Brief: Read through the records below and copy each line that uses the word "JSON".

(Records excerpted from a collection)

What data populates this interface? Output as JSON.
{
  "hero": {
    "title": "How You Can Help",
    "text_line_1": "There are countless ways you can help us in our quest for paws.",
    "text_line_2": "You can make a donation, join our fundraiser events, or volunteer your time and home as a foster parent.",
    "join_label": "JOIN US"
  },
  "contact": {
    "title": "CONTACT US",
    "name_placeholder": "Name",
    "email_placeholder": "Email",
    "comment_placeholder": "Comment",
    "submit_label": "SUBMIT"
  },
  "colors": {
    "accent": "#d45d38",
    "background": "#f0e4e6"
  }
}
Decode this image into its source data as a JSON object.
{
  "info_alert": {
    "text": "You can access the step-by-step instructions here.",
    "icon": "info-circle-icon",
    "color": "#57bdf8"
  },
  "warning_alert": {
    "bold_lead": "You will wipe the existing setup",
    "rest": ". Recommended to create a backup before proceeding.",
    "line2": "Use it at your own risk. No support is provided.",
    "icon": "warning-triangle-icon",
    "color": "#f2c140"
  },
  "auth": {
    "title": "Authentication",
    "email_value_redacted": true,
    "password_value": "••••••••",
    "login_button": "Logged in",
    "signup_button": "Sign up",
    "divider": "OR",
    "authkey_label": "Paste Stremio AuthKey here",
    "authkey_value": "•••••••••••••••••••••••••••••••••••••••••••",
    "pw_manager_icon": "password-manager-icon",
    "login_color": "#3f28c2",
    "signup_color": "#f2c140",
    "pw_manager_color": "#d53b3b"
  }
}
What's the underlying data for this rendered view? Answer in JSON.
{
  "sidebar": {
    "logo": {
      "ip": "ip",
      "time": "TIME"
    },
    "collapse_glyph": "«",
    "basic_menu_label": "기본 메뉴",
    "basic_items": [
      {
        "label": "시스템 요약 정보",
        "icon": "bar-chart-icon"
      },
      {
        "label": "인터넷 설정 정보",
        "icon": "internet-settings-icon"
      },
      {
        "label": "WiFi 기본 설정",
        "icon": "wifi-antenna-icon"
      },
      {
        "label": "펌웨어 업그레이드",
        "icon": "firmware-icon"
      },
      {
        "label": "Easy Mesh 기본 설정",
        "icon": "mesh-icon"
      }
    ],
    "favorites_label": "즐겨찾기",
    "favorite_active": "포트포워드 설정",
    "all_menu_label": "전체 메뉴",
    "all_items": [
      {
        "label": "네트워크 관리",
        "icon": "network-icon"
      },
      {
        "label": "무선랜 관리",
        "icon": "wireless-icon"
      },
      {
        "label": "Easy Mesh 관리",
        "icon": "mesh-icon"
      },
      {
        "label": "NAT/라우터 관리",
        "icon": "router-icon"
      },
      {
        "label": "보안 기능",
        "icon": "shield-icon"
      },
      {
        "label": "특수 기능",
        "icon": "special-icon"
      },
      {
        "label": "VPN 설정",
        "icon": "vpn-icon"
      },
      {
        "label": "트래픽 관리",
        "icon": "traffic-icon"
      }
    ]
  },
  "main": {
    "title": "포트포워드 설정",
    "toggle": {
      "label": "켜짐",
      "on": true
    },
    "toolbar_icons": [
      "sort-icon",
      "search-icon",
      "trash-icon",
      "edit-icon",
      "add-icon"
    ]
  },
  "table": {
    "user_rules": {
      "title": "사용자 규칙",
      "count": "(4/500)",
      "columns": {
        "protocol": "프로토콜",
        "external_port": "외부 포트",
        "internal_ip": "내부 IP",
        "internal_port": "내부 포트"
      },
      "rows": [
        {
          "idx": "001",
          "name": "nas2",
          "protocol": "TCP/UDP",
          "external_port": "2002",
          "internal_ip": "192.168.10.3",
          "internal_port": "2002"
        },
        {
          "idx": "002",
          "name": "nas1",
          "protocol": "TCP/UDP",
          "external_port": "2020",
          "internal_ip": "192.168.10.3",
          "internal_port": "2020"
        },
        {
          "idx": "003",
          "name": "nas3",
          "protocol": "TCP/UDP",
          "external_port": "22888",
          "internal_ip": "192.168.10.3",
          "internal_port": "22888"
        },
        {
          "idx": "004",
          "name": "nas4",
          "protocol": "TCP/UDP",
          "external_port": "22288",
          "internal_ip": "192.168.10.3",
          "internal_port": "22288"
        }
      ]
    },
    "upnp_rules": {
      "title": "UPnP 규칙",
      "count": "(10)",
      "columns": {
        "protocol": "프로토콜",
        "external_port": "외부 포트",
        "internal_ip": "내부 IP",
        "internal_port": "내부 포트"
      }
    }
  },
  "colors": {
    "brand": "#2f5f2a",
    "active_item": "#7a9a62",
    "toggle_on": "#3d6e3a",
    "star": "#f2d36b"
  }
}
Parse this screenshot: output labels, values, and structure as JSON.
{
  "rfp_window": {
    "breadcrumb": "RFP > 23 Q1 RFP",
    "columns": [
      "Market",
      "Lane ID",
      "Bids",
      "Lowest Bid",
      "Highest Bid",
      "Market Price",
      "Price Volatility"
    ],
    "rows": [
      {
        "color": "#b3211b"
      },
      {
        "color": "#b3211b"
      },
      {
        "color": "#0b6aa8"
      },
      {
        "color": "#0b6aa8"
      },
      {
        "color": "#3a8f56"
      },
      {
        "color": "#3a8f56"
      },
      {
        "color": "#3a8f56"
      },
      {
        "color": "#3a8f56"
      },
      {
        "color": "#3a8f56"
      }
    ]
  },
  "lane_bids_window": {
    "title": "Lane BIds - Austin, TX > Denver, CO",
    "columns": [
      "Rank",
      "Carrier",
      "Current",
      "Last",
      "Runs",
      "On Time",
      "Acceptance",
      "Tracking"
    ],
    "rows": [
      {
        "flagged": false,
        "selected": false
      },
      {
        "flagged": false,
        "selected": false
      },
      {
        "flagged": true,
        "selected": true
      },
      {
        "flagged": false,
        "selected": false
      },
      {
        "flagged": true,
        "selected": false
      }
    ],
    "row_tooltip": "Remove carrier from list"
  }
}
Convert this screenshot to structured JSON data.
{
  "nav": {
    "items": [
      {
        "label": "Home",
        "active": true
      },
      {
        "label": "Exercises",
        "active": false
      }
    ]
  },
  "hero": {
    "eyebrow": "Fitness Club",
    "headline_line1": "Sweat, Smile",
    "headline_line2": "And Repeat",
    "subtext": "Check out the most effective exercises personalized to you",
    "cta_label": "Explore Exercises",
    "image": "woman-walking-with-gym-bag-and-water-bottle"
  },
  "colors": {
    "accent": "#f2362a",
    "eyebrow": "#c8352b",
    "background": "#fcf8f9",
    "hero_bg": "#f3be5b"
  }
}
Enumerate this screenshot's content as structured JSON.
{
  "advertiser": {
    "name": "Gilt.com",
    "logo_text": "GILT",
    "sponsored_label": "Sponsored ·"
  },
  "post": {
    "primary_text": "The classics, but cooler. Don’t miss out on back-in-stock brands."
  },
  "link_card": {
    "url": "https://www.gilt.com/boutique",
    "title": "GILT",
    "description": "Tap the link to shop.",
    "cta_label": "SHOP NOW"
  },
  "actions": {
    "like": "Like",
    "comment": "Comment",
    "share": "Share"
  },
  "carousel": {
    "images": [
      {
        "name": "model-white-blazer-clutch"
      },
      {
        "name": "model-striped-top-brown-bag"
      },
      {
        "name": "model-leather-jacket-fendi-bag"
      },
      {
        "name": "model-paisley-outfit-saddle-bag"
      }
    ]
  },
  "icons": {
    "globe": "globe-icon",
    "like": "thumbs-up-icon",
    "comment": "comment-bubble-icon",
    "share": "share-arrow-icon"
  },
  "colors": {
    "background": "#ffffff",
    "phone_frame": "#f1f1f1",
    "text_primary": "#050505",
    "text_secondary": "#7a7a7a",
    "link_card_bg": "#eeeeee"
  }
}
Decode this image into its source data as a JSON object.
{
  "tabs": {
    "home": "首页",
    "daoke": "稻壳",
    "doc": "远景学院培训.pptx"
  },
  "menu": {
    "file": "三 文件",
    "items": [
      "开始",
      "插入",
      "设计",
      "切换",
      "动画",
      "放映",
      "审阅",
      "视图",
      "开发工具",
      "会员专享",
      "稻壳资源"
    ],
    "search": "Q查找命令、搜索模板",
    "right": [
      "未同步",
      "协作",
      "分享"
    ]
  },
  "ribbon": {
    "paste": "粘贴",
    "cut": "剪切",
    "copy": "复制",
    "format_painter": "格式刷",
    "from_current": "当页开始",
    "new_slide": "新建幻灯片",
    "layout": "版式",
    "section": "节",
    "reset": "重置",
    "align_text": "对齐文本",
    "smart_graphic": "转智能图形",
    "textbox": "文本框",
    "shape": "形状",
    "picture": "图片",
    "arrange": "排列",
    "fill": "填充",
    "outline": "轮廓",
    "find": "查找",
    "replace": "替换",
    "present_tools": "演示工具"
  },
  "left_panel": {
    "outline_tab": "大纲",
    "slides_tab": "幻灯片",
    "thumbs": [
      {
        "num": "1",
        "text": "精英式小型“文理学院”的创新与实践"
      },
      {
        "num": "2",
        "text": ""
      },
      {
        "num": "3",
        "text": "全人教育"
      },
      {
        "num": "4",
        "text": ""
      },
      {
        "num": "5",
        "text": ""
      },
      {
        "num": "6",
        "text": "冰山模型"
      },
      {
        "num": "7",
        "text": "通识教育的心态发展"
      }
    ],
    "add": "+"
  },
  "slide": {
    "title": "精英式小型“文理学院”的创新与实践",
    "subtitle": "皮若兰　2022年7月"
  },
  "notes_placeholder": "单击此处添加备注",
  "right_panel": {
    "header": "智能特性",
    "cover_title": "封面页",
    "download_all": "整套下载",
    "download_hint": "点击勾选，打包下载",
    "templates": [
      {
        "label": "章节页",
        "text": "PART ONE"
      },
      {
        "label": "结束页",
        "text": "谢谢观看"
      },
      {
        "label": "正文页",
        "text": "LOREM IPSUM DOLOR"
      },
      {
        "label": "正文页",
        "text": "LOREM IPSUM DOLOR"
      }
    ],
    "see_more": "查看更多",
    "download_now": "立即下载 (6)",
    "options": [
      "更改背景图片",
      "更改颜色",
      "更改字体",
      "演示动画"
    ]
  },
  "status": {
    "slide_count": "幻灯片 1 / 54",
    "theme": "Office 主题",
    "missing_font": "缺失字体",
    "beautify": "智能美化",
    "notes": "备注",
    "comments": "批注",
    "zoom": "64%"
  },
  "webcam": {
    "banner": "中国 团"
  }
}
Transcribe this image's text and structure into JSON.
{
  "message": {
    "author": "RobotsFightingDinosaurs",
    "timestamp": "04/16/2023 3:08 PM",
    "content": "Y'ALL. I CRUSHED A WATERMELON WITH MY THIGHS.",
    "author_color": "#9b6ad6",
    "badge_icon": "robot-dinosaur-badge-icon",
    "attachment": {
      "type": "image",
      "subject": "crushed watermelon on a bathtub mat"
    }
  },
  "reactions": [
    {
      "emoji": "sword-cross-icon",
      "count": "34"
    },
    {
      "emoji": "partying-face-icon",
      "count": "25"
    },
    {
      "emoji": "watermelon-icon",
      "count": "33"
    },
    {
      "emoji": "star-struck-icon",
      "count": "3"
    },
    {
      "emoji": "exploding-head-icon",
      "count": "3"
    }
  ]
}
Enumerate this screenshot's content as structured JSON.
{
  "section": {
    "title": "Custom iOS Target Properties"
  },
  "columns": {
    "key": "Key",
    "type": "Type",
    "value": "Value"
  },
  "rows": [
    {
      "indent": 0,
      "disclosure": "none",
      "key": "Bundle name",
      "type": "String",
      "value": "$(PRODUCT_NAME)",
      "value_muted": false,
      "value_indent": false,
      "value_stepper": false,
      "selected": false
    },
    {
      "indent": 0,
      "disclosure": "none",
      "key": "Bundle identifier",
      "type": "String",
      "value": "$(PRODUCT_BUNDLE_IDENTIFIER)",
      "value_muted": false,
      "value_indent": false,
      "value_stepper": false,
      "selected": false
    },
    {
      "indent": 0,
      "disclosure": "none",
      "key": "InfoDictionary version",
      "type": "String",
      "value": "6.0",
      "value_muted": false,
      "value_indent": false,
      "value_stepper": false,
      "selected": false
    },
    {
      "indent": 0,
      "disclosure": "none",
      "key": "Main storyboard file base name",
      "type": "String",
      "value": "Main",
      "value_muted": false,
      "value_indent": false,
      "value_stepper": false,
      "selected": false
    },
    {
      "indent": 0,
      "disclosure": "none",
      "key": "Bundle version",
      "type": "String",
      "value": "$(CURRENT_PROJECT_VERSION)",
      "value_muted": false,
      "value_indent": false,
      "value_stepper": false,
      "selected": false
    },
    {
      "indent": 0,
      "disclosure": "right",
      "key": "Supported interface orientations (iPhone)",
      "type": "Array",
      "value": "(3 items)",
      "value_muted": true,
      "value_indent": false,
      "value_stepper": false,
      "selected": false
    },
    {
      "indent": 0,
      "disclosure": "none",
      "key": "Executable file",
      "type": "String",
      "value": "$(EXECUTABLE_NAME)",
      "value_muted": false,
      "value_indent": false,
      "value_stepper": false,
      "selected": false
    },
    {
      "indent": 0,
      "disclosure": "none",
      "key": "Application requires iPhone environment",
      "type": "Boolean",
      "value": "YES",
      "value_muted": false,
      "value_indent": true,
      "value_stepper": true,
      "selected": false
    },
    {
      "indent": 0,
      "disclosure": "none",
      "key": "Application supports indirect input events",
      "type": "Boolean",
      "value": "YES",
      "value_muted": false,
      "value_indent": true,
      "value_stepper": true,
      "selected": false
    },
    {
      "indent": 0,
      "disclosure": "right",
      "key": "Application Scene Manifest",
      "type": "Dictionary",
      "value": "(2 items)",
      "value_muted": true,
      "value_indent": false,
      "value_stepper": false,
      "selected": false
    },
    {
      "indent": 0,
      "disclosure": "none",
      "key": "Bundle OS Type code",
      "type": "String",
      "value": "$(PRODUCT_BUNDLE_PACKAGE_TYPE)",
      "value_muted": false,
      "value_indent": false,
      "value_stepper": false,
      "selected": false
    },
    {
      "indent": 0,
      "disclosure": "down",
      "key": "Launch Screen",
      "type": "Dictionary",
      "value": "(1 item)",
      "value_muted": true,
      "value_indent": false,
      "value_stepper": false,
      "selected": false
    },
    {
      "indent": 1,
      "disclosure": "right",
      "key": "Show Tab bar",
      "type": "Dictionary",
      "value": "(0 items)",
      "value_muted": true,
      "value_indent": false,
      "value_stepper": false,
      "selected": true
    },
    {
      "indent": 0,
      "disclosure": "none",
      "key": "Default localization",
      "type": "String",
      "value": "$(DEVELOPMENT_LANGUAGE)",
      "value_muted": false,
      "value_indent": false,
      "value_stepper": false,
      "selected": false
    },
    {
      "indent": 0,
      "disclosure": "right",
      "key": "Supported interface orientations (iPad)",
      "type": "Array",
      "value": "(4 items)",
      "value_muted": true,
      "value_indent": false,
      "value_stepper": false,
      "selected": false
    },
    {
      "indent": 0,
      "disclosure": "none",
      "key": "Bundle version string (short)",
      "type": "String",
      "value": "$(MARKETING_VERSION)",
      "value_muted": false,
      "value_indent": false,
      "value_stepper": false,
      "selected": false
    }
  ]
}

Response below:
What data populates this interface? Output as JSON.
Decode this image into its source data as a JSON object.
What's the underlying data for this rendered view? Answer in JSON.
Parse this screenshot: output labels, values, and structure as JSON.
Convert this screenshot to structured JSON data.
Enumerate this screenshot's content as structured JSON.
Decode this image into its source data as a JSON object.
Transcribe this image's text and structure into JSON.
Enumerate this screenshot's content as structured JSON.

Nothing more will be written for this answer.